- _PROBLEM STATEMENT_
Nothing should differ between your answer and the records.
━━━━━━━━━━━━━━━━━━━━
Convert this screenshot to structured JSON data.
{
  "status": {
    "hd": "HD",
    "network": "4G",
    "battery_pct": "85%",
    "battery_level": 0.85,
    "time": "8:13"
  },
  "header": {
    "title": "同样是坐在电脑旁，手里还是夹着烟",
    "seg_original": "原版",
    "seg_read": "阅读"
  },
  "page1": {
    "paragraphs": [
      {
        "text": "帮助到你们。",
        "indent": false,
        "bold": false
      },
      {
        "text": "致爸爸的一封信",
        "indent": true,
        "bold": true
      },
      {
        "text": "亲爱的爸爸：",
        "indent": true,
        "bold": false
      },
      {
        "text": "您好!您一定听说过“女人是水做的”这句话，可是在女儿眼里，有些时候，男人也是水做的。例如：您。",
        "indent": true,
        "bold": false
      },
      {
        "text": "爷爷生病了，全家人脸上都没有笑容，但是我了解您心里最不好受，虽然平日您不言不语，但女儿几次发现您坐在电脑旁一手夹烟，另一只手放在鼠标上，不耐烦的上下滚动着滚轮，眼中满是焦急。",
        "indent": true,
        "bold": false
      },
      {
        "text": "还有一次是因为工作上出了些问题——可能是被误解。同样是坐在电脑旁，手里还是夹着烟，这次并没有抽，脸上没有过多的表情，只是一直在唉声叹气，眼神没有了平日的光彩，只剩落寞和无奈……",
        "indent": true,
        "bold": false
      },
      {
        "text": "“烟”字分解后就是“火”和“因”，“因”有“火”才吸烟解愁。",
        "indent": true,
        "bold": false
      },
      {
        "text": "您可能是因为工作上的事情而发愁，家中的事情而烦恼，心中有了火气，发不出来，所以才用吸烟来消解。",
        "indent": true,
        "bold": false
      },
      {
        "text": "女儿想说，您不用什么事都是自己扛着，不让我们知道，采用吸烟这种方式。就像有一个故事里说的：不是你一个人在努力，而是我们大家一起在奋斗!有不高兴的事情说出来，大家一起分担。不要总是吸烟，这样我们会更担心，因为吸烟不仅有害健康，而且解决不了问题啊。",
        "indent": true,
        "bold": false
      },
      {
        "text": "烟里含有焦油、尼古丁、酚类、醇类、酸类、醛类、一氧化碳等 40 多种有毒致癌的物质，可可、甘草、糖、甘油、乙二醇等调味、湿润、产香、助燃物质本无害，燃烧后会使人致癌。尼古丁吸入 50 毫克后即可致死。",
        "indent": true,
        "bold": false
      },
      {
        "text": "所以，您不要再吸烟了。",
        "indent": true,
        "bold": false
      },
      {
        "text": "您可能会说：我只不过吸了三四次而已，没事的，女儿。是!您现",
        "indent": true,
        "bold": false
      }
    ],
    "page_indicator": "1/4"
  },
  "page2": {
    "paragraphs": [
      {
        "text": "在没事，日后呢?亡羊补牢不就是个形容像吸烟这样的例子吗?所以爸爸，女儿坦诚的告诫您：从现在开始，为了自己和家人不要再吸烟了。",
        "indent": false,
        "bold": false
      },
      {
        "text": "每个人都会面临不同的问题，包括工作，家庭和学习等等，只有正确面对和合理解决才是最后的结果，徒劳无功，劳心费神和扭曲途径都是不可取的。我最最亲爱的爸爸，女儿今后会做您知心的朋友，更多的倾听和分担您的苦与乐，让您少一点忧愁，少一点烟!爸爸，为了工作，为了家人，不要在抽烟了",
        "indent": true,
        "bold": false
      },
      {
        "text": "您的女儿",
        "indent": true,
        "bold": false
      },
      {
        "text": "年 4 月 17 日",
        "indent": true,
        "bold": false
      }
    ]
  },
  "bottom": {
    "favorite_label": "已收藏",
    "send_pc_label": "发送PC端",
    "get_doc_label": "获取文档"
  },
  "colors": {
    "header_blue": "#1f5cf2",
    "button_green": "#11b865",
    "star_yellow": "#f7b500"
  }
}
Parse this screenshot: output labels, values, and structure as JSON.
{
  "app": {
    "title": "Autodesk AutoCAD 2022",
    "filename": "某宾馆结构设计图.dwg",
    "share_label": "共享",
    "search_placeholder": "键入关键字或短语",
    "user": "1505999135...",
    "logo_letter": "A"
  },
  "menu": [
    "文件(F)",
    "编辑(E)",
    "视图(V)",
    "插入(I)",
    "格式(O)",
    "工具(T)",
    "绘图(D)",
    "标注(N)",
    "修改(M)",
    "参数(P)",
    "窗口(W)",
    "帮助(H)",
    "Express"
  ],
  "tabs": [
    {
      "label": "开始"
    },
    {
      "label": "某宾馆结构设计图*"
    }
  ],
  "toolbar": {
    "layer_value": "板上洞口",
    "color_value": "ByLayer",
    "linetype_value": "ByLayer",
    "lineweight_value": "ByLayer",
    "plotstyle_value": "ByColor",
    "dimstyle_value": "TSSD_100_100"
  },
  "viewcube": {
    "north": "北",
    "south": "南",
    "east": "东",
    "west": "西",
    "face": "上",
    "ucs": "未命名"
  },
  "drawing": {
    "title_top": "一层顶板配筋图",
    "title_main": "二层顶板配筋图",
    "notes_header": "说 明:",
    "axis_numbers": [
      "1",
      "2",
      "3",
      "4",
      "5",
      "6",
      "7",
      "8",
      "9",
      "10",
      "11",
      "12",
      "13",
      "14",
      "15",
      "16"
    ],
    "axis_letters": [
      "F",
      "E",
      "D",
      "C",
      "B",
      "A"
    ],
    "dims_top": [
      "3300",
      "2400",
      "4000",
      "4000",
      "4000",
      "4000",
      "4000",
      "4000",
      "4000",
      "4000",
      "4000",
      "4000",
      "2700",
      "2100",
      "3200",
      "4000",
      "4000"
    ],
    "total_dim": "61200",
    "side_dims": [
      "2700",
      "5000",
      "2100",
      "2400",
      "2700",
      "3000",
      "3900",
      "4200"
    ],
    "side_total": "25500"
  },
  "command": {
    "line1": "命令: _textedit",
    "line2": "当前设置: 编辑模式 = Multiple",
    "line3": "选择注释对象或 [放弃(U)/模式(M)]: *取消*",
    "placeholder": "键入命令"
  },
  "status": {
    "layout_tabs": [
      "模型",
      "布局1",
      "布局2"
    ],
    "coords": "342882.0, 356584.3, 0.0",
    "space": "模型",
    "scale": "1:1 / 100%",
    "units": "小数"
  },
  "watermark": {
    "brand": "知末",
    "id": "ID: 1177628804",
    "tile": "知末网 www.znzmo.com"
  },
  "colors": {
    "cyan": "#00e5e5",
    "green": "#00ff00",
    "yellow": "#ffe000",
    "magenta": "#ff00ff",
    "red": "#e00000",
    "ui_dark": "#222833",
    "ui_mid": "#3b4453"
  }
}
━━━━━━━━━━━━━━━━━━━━
- _TASK RESPONSE_
Convert this screenshot to structured JSON data.
{
  "status": {
    "hd": "HD",
    "network": "4G",
    "battery_pct": "85%",
    "battery_level": 0.85,
    "time": "8:13"
  },
  "header": {
    "title": "同样是坐在电脑旁，手里还是夹着烟",
    "seg_original": "原版",
    "seg_read": "阅读"
  },
  "page1": {
    "paragraphs": [
      {
        "text": "帮助到你们。",
        "indent": false,
        "bold": false
      },
      {
        "text": "致爸爸的一封信",
        "indent": true,
        "bold": true
      },
      {
        "text": "亲爱的爸爸：",
        "indent": true,
        "bold": false
      },
      {
        "text": "您好!您一定听说过“女人是水做的”这句话，可是在女儿眼里，有些时候，男人也是水做的。例如：您。",
        "indent": true,
        "bold": false
      },
      {
        "text": "爷爷生病了，全家人脸上都没有笑容，但是我了解您心里最不好受，虽然平日您不言不语，但女儿几次发现您坐在电脑旁一手夹烟，另一只手放在鼠标上，不耐烦的上下滚动着滚轮，眼中满是焦急。",
        "indent": true,
        "bold": false
      },
      {
        "text": "还有一次是因为工作上出了些问题——可能是被误解。同样是坐在电脑旁，手里还是夹着烟，这次并没有抽，脸上没有过多的表情，只是一直在唉声叹气，眼神没有了平日的光彩，只剩落寞和无奈……",
        "indent": true,
        "bold": false
      },
      {
        "text": "“烟”字分解后就是“火”和“因”，“因”有“火”才吸烟解愁。",
        "indent": true,
        "bold": false
      },
      {
        "text": "您可能是因为工作上的事情而发愁，家中的事情而烦恼，心中有了火气，发不出来，所以才用吸烟来消解。",
        "indent": true,
        "bold": false
      },
      {
        "text": "女儿想说，您不用什么事都是自己扛着，不让我们知道，采用吸烟这种方式。就像有一个故事里说的：不是你一个人在努力，而是我们大家一起在奋斗!有不高兴的事情说出来，大家一起分担。不要总是吸烟，这样我们会更担心，因为吸烟不仅有害健康，而且解决不了问题啊。",
        "indent": true,
        "bold": false
      },
      {
        "text": "烟里含有焦油、尼古丁、酚类、醇类、酸类、醛类、一氧化碳等 40 多种有毒致癌的物质，可可、甘草、糖、甘油、乙二醇等调味、湿润、产香、助燃物质本无害，燃烧后会使人致癌。尼古丁吸入 50 毫克后即可致死。",
        "indent": true,
        "bold": false
      },
      {
        "text": "所以，您不要再吸烟了。",
        "indent": true,
        "bold": false
      },
      {
        "text": "您可能会说：我只不过吸了三四次而已，没事的，女儿。是!您现",
        "indent": true,
        "bold": false
      }
    ],
    "page_indicator": "1/4"
  },
  "page2": {
    "paragraphs": [
      {
        "text": "在没事，日后呢?亡羊补牢不就是个形容像吸烟这样的例子吗?所以爸爸，女儿坦诚的告诫您：从现在开始，为了自己和家人不要再吸烟了。",
        "indent": false,
        "bold": false
      },
      {
        "text": "每个人都会面临不同的问题，包括工作，家庭和学习等等，只有正确面对和合理解决才是最后的结果，徒劳无功，劳心费神和扭曲途径都是不可取的。我最最亲爱的爸爸，女儿今后会做您知心的朋友，更多的倾听和分担您的苦与乐，让您少一点忧愁，少一点烟!爸爸，为了工作，为了家人，不要在抽烟了",
        "indent": true,
        "bold": false
      },
      {
        "text": "您的女儿",
        "indent": true,
        "bold": false
      },
      {
        "text": "年 4 月 17 日",
        "indent": true,
        "bold": false
      }
    ]
  },
  "bottom": {
    "favorite_label": "已收藏",
    "send_pc_label": "发送PC端",
    "get_doc_label": "获取文档"
  },
  "colors": {
    "header_blue": "#1f5cf2",
    "button_green": "#11b865",
    "star_yellow": "#f7b500"
  }
}
Parse this screenshot: output labels, values, and structure as JSON.
{
  "app": {
    "title": "Autodesk AutoCAD 2022",
    "filename": "某宾馆结构设计图.dwg",
    "share_label": "共享",
    "search_placeholder": "键入关键字或短语",
    "user": "1505999135...",
    "logo_letter": "A"
  },
  "menu": [
    "文件(F)",
    "编辑(E)",
    "视图(V)",
    "插入(I)",
    "格式(O)",
    "工具(T)",
    "绘图(D)",
    "标注(N)",
    "修改(M)",
    "参数(P)",
    "窗口(W)",
    "帮助(H)",
    "Express"
  ],
  "tabs": [
    {
      "label": "开始"
    },
    {
      "label": "某宾馆结构设计图*"
    }
  ],
  "toolbar": {
    "layer_value": "板上洞口",
    "color_value": "ByLayer",
    "linetype_value": "ByLayer",
    "lineweight_value": "ByLayer",
    "plotstyle_value": "ByColor",
    "dimstyle_value": "TSSD_100_100"
  },
  "viewcube": {
    "north": "北",
    "south": "南",
    "east": "东",
    "west": "西",
    "face": "上",
    "ucs": "未命名"
  },
  "drawing": {
    "title_top": "一层顶板配筋图",
    "title_main": "二层顶板配筋图",
    "notes_header": "说 明:",
    "axis_numbers": [
      "1",
      "2",
      "3",
      "4",
      "5",
      "6",
      "7",
      "8",
      "9",
      "10",
      "11",
      "12",
      "13",
      "14",
      "15",
      "16"
    ],
    "axis_letters": [
      "F",
      "E",
      "D",
      "C",
      "B",
      "A"
    ],
    "dims_top": [
      "3300",
      "2400",
      "4000",
      "4000",
      "4000",
      "4000",
      "4000",
      "4000",
      "4000",
      "4000",
      "4000",
      "4000",
      "2700",
      "2100",
      "3200",
      "4000",
      "4000"
    ],
    "total_dim": "61200",
    "side_dims": [
      "2700",
      "5000",
      "2100",
      "2400",
      "2700",
      "3000",
      "3900",
      "4200"
    ],
    "side_total": "25500"
  },
  "command": {
    "line1": "命令: _textedit",
    "line2": "当前设置: 编辑模式 = Multiple",
    "line3": "选择注释对象或 [放弃(U)/模式(M)]: *取消*",
    "placeholder": "键入命令"
  },
  "status": {
    "layout_tabs": [
      "模型",
      "布局1",
      "布局2"
    ],
    "coords": "342882.0, 356584.3, 0.0",
    "space": "模型",
    "scale": "1:1 / 100%",
    "units": "小数"
  },
  "watermark": {
    "brand": "知末",
    "id": "ID: 1177628804",
    "tile": "知末网 www.znzmo.com"
  },
  "colors": {
    "cyan": "#00e5e5",
    "green": "#00ff00",
    "yellow": "#ffe000",
    "magenta": "#ff00ff",
    "red": "#e00000",
    "ui_dark": "#222833",
    "ui_mid": "#3b4453"
  }
}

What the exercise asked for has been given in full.